Check the listing that follows and work out how many lines include "free". The reply is that number alone.

%%

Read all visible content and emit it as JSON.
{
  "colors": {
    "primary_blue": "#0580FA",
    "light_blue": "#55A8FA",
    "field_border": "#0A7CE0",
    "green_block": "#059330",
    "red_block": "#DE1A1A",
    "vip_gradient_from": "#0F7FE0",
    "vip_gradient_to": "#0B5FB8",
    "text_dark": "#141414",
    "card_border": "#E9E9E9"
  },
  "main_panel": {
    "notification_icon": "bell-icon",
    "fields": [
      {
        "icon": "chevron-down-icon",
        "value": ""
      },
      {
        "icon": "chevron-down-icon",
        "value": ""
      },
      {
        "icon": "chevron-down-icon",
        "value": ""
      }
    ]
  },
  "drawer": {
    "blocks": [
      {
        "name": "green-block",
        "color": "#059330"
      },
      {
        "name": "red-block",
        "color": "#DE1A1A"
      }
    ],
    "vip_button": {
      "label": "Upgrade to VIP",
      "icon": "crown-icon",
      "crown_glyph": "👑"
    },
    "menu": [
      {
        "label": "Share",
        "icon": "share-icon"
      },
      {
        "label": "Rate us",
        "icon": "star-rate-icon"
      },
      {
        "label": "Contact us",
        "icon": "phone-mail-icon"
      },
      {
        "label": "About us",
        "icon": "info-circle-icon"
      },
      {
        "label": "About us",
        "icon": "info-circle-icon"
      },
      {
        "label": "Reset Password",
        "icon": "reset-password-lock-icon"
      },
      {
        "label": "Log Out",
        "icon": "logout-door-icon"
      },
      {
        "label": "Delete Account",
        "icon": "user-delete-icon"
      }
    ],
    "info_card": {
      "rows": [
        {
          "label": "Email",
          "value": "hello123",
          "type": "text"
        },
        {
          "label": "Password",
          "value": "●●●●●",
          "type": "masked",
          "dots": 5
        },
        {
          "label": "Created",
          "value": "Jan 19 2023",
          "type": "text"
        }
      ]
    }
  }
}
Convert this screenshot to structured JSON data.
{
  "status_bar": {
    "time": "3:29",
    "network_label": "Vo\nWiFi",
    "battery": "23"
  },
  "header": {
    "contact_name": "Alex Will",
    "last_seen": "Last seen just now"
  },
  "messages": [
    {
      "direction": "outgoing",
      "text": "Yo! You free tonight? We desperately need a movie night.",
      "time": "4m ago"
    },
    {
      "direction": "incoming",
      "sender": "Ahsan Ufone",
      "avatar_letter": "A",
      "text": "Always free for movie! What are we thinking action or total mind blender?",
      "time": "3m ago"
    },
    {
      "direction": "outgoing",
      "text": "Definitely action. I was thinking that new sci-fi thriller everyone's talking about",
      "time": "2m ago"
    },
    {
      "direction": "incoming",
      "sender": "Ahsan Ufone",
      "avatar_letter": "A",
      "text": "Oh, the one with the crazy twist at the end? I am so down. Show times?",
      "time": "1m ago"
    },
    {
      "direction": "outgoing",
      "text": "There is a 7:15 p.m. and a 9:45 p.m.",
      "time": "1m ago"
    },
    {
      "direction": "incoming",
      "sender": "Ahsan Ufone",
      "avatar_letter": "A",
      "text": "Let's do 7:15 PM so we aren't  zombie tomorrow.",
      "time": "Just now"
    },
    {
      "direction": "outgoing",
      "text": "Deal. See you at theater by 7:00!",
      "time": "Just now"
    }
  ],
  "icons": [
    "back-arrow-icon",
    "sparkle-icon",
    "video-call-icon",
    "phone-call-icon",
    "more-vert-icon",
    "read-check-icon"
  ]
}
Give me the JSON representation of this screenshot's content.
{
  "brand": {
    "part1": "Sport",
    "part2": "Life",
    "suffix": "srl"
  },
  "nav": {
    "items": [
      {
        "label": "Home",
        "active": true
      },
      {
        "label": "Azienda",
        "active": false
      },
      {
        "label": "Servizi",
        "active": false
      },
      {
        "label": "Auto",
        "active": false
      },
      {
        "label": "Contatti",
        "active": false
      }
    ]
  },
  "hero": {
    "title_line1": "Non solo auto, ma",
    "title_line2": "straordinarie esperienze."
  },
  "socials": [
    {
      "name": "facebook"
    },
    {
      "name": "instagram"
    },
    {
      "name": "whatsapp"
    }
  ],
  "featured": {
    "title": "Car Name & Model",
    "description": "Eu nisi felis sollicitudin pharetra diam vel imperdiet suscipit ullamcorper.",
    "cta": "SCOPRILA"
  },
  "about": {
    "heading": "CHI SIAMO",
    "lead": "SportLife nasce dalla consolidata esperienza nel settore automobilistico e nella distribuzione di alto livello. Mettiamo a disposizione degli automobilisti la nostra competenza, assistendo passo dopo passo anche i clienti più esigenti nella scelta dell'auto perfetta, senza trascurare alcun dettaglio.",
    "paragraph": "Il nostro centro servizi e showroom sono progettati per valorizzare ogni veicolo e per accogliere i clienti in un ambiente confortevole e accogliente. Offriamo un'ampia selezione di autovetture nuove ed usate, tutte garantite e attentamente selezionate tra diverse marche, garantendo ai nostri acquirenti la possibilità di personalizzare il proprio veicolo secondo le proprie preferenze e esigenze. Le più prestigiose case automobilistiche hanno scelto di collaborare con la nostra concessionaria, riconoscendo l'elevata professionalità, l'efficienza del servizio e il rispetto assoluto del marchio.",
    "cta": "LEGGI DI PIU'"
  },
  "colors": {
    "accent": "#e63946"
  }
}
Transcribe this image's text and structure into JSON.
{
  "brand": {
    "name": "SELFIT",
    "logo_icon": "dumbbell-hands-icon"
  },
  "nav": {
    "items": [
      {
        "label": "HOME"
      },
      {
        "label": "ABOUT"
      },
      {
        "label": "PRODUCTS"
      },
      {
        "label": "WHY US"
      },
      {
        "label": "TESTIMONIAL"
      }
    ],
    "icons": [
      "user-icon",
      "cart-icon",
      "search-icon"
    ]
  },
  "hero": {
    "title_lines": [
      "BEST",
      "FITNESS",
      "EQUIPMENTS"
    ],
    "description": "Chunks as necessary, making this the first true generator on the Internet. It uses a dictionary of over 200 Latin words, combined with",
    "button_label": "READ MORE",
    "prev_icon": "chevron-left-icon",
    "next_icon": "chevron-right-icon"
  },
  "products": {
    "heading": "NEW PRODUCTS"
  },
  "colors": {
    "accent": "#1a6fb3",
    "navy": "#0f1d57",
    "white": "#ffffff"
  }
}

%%

Task solution
2